■ YOUR ASSIGNMENT: Only the lines of the data holding the string "accent" need to be returned.

START RECORD EXCERPTS

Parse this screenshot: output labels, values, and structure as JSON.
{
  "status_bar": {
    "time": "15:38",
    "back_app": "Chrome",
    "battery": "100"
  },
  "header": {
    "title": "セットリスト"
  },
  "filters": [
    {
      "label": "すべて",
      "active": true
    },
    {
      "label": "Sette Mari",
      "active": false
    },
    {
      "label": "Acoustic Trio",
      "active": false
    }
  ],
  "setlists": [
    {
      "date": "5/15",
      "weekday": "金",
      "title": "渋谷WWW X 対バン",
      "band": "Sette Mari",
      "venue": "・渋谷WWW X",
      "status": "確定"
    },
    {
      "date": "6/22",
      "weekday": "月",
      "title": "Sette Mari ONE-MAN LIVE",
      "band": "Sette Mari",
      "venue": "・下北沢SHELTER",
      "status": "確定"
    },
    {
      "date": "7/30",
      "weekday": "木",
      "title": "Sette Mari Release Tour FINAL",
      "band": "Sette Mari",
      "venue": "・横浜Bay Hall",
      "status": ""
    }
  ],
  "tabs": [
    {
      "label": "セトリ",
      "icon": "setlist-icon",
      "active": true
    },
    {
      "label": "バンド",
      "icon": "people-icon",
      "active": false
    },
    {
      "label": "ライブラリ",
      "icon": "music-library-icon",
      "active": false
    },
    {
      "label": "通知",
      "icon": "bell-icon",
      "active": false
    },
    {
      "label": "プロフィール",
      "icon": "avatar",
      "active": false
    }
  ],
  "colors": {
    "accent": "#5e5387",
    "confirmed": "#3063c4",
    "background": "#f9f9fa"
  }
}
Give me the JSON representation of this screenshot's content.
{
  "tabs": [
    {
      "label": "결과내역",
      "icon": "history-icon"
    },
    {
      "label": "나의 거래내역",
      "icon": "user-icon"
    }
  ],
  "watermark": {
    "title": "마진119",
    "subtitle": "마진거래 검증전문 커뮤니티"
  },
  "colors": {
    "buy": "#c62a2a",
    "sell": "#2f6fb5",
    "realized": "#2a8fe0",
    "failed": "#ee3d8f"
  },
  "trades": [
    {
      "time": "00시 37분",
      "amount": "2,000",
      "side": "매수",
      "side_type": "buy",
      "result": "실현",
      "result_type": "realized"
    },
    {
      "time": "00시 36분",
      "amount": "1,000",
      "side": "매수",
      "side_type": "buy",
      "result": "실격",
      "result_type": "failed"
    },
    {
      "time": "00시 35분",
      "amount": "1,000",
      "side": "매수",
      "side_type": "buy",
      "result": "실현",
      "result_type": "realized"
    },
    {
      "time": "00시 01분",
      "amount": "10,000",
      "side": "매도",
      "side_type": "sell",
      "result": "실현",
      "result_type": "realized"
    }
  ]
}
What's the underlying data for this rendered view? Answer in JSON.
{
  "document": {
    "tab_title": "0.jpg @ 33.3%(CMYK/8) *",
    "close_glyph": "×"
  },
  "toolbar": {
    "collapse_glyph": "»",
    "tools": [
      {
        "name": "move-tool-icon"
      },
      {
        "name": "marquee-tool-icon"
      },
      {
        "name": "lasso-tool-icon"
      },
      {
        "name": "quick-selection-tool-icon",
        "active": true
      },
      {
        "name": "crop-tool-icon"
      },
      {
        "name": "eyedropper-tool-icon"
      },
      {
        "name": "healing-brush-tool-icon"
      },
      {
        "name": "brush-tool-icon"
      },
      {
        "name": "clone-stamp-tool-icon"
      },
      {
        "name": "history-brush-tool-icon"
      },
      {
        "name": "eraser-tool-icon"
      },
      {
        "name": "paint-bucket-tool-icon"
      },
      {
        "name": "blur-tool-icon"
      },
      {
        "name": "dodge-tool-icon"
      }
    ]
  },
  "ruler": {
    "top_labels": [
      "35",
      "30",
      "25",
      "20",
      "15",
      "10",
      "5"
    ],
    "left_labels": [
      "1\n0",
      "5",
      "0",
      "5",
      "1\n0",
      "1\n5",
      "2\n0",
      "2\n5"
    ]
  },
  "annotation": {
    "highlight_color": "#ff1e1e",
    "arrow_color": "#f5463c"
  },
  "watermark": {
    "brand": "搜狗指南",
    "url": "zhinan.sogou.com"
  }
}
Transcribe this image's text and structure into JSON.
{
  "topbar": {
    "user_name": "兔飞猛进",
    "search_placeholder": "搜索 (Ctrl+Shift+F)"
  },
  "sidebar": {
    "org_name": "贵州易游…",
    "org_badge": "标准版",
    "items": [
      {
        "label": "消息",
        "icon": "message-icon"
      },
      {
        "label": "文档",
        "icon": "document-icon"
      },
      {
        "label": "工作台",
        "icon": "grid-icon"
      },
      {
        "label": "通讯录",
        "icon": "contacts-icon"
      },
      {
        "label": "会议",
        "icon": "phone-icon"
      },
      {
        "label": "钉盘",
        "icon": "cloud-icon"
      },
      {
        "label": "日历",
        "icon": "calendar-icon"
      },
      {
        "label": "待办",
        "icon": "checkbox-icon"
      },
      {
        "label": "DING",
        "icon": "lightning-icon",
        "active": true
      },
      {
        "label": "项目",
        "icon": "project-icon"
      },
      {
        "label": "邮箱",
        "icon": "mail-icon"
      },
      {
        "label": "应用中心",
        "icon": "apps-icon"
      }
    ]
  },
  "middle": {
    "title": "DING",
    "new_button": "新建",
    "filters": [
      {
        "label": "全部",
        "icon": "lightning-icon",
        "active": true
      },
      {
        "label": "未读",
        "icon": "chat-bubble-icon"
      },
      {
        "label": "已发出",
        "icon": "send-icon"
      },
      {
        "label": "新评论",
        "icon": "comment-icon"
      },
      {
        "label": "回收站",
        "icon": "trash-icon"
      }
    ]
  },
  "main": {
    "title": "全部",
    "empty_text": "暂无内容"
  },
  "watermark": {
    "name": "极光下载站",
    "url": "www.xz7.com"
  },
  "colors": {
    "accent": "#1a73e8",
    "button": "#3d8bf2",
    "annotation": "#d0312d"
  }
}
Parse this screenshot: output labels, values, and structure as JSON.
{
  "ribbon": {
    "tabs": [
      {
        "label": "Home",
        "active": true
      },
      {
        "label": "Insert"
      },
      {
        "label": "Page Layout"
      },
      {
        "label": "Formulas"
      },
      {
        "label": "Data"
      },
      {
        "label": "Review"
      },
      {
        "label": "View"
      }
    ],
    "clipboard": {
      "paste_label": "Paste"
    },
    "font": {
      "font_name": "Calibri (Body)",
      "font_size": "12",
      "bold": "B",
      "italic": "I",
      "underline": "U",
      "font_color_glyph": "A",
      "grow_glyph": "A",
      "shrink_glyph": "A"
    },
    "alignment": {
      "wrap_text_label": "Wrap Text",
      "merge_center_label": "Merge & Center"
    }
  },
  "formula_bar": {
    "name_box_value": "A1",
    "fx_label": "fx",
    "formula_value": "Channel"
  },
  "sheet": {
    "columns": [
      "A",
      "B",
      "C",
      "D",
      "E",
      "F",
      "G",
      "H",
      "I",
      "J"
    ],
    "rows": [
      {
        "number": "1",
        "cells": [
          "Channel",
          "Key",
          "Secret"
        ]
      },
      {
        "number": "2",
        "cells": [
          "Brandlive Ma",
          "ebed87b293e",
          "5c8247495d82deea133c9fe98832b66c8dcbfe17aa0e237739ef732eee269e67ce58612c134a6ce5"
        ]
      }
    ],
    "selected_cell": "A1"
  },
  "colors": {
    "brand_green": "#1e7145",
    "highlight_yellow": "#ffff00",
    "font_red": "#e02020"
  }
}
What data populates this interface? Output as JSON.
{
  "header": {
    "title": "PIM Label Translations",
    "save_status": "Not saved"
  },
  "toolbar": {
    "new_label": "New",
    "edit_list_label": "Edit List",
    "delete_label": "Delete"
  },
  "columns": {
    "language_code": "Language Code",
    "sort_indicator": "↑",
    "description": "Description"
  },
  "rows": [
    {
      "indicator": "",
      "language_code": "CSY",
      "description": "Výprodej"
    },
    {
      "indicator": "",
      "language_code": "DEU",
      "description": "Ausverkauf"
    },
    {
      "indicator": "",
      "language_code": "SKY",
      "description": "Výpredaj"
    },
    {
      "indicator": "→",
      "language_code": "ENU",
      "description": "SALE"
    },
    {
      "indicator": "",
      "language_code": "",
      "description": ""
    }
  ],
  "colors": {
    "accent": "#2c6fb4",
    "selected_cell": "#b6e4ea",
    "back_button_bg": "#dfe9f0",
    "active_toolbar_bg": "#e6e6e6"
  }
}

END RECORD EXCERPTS

■ RESULT BELOW:
    "accent": "#5e5387",
    "accent": "#1a73e8",
    "accent": "#2c6fb4",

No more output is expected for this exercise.